SOURCE DATA>
────────
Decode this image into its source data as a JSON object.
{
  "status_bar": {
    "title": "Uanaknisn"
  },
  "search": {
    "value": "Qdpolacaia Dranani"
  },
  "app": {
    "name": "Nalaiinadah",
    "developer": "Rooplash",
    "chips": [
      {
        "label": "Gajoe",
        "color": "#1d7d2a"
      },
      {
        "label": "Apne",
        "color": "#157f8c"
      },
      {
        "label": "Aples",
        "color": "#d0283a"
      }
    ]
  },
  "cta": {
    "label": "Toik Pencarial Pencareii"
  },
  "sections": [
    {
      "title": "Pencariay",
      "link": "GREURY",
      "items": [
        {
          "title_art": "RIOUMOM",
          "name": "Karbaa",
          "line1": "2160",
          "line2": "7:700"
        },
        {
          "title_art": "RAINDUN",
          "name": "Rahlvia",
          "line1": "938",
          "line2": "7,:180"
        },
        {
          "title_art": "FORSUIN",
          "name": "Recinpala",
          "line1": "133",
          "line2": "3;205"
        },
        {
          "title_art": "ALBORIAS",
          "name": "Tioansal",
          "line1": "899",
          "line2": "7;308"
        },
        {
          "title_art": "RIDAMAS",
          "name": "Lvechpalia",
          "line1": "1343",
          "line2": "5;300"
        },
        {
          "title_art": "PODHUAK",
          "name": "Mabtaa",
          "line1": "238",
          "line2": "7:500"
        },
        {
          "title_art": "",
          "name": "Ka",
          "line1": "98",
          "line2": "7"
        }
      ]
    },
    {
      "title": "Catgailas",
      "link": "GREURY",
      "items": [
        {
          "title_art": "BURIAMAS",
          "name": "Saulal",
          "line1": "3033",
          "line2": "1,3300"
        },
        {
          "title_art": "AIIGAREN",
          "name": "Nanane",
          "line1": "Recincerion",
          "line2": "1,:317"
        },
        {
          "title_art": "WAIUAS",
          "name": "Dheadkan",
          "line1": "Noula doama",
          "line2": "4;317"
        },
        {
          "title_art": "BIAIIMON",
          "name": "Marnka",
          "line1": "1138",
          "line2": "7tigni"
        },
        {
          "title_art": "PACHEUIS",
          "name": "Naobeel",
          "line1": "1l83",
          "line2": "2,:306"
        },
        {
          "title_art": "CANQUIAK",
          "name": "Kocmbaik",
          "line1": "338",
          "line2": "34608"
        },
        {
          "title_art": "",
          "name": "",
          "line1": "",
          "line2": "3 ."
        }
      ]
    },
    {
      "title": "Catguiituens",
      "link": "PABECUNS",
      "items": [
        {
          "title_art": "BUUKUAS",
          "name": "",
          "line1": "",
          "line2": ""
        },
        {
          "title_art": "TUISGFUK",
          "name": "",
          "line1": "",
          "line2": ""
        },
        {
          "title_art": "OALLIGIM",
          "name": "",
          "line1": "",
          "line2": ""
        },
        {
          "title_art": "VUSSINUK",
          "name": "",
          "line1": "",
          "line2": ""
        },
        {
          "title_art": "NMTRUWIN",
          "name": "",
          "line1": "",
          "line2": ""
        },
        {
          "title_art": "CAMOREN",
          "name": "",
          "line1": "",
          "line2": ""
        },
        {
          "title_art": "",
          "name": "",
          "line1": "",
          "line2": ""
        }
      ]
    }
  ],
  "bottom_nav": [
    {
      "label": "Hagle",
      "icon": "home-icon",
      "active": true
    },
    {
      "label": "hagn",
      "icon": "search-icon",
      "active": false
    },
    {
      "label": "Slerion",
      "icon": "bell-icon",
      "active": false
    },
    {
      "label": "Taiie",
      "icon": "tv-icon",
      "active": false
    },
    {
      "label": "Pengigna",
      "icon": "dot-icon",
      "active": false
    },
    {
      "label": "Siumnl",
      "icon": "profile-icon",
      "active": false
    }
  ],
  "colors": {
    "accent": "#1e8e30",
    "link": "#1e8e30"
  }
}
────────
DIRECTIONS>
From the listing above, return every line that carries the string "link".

EXERCISE RESPONSE>
      "link": "GREURY",
      "link": "GREURY",
      "link": "PABECUNS",
    "link": "#1e8e30"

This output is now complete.